“In the classrooms where 75 percent or more of kids are saying things like ‘we use time well in this class,’ and ‘we don’t waste time,’ or ‘we learn a lot in this class every day,’ or ‘the teacher expects my best effort,’ that’s where you tend to see larger student achievement gains,” said Kane.
The program, implemented during the 2009-10 and 2010-11 school years, includes teachers and their students in math and English language arts in grades 4 through 8, algebra I at the high school level, biology or its equivalent at the high school level, and English in grade 9.
Kane, HGSE professor of education and economics, and his colleagues also examined the connection between the teachers whose students performed well on the state’s achievement tests and those pupils who scored high on the project’s tests designed to gauge conceptual comprehension.
“We have seen there is considerable overlap,” said Kane. “Teachers who were successful in promoting achievement on state tests did so with the conceptual tests as well.”
For Kane, video is also a key to the project’s success.
“Improving teaching requires adult behavior change. Imagine trying to get someone to quit smoking by showing them a video of a bunch of happy nonsmokers … and yet that is the way we do professional development for teachers, by showing them some third person teaching instead of showing them their own work.”
According to Kane, teachers need to see and analyze their own efforts, and then discuss with their supervisors what they are doing well, and what they could do differently to improve.
This can be done by showing teachers their own videos and by providing feedback that is related to student achievement. Heather Hill, an associate professor of education at HGSE, developed a rubric for guiding classroom observations that will be used to help score the videos. Project organizers hope the effort will help lead to a new approach to professional development.

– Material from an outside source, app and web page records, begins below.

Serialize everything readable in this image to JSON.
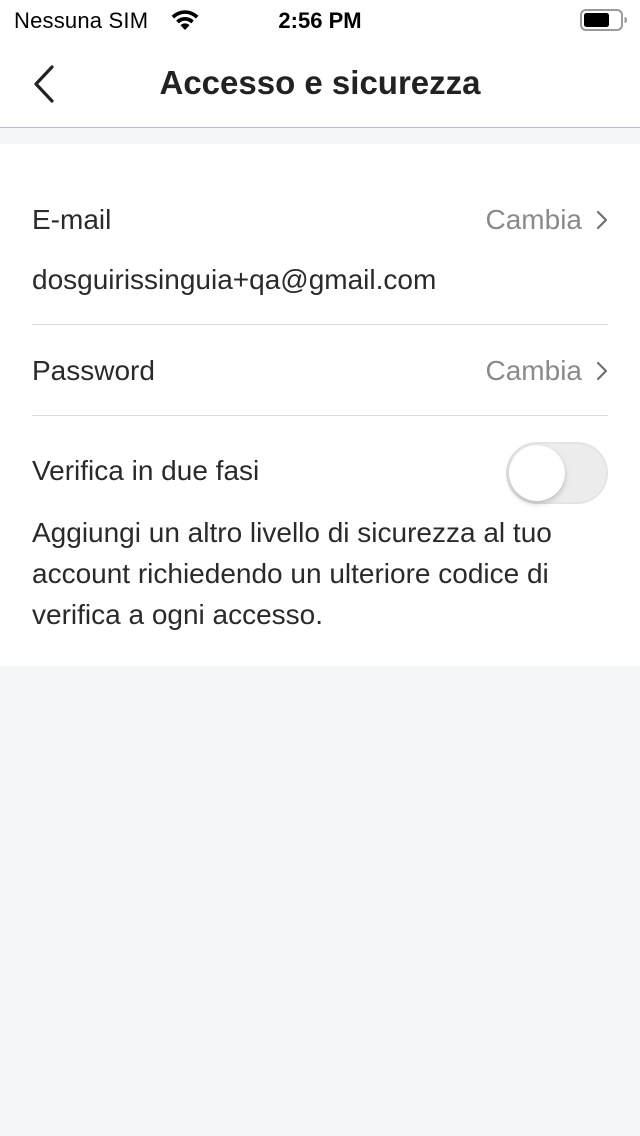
{
  "status_bar": {
    "carrier": "Nessuna SIM",
    "time": "2:56 PM",
    "icons": [
      "wifi-icon",
      "battery-icon"
    ]
  },
  "nav": {
    "title": "Accesso e sicurezza",
    "back_icon": "chevron-left-icon"
  },
  "email": {
    "label": "E-mail",
    "action": "Cambia",
    "value": "dosguirissinguia+qa@gmail.com"
  },
  "password": {
    "label": "Password",
    "action": "Cambia"
  },
  "two_factor": {
    "label": "Verifica in due fasi",
    "enabled": false,
    "description": "Aggiungi un altro livello di sicurezza al tuo account richiedendo un ulteriore codice di verifica a ogni accesso."
  },
  "colors": {
    "background": "#f4f5f9",
    "card": "#ffffff",
    "text": "#222222",
    "muted": "#8a8a8a",
    "divider": "#dadbe0"
  }
}
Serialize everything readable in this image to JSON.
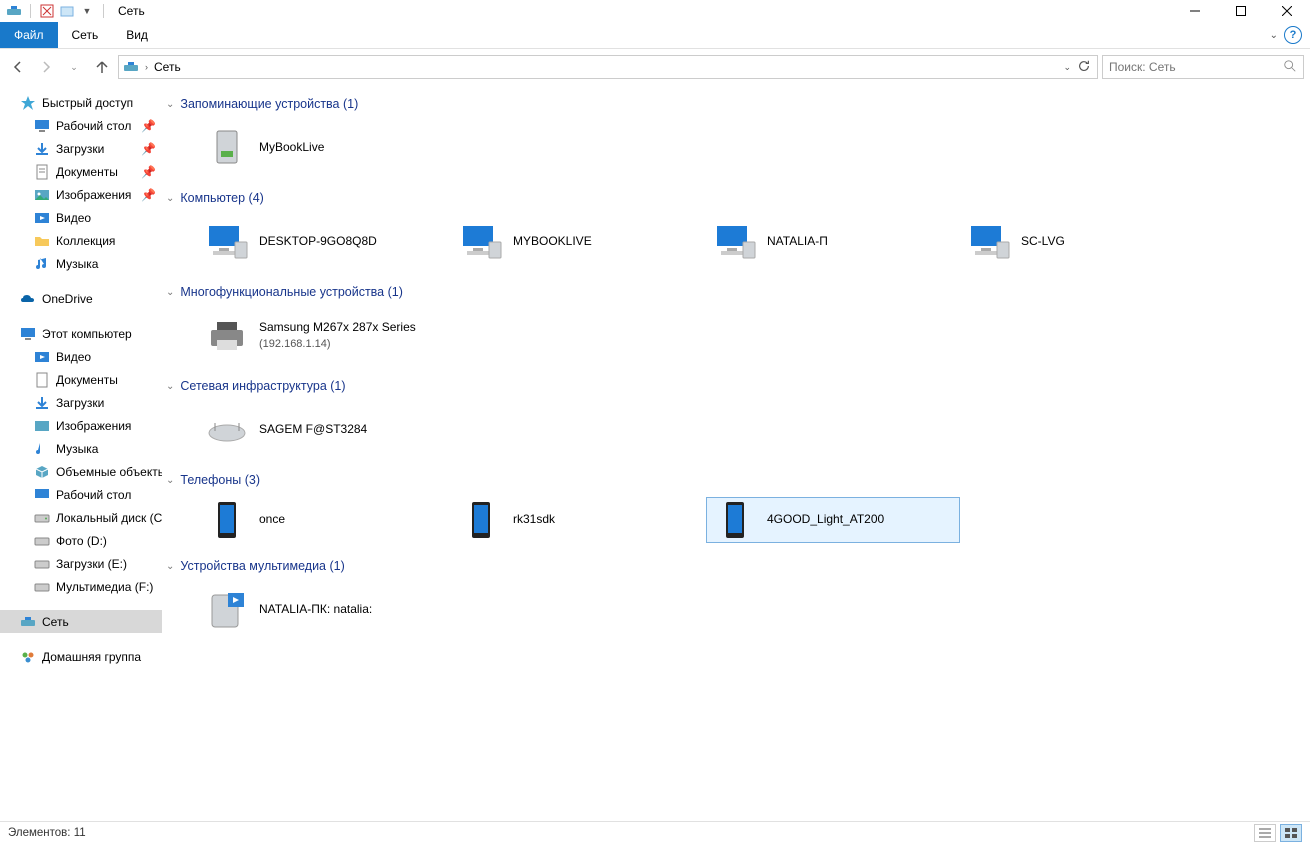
{
  "window": {
    "title": "Сеть"
  },
  "ribbon": {
    "file": "Файл",
    "tabs": [
      "Сеть",
      "Вид"
    ]
  },
  "address": {
    "crumbs": [
      "Сеть"
    ]
  },
  "search": {
    "placeholder": "Поиск: Сеть"
  },
  "tree": {
    "quick_access": "Быстрый доступ",
    "quick_items": [
      {
        "label": "Рабочий стол",
        "pinned": true
      },
      {
        "label": "Загрузки",
        "pinned": true
      },
      {
        "label": "Документы",
        "pinned": true
      },
      {
        "label": "Изображения",
        "pinned": true
      },
      {
        "label": "Видео",
        "pinned": false
      },
      {
        "label": "Коллекция",
        "pinned": false
      },
      {
        "label": "Музыка",
        "pinned": false
      }
    ],
    "onedrive": "OneDrive",
    "this_pc": "Этот компьютер",
    "pc_items": [
      "Видео",
      "Документы",
      "Загрузки",
      "Изображения",
      "Музыка",
      "Объемные объекты",
      "Рабочий стол",
      "Локальный диск (C:)",
      "Фото (D:)",
      "Загрузки (E:)",
      "Мультимедиа (F:)"
    ],
    "network": "Сеть",
    "homegroup": "Домашняя группа"
  },
  "groups": {
    "storage": {
      "title": "Запоминающие устройства (1)",
      "items": [
        "MyBookLive"
      ]
    },
    "computer": {
      "title": "Компьютер (4)",
      "items": [
        "DESKTOP-9GO8Q8D",
        "MYBOOKLIVE",
        "NATALIA-П",
        "SC-LVG"
      ]
    },
    "mfu": {
      "title": "Многофункциональные устройства (1)",
      "items": [
        {
          "name": "Samsung M267x 287x Series",
          "sub": "(192.168.1.14)"
        }
      ]
    },
    "infra": {
      "title": "Сетевая инфраструктура (1)",
      "items": [
        "SAGEM F@ST3284"
      ]
    },
    "phones": {
      "title": "Телефоны (3)",
      "items": [
        "once",
        "rk31sdk",
        "4GOOD_Light_AT200"
      ],
      "selected_index": 2
    },
    "media": {
      "title": "Устройства мультимедиа (1)",
      "items": [
        "NATALIA-ПК: natalia:"
      ]
    }
  },
  "status": {
    "items_label": "Элементов:",
    "count": "11"
  }
}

“We are trying, said Kane, “to get people to quit smoking by taking them into their closet to smell their own clothes.”
The report’s video findings will be released this spring.
Authorities agree that better feedback is paramount to improving teacher performance. Under current systems, the majority of primary and secondary public school teachers typically rely on classroom visits from principals to gain feedback, said Kane, who argued that such visits are largely inadequate.
“It’s common to have 98 or 99 percent of teachers in a district receive the same ‘satisfactory’ rating from such visits, so it’s clearly a perfunctory exercise.”
The project includes 3,000 teachers and more than 100,000 students from seven urban school districts, including Charlotte, N.C.; Dallas; Denver; Memphis, Tenn.; New York City; Pittsburgh; and Hillsborough County, Fla., which includes Tampa.
Although the education sector has been slow to adapt to the push for performance management common in other professions, the process began to gain traction in 2002 when the Bush administration’s No Child Left Behind Act was signed into law, said Kane. The legislation calls for states to develop standardized tests to measure and track student achievement.
“There has been an explosion of research over the last nine years linking teaching certifications and teacher experience to student achievement gains. It’s a byproduct of school districts just starting to track student achievement and to link it to teachers.”
Kane’s research also coincides with the Obama administration’s new Race to the Top program, a competitive grant initiative that rewards states for developing effective education reforms. The initiative has inspired school districts to create fresh teacher evaluation methods.
“If we can get the results out quickly,” said Kane, “we can have a huge impact on the way this work is done in 3 million classrooms around the country.”
“If you are going to have any hope of having an effect on how teachers are doing their job,” he added, “you have to have some feedback that is specifically related to what they are doing.”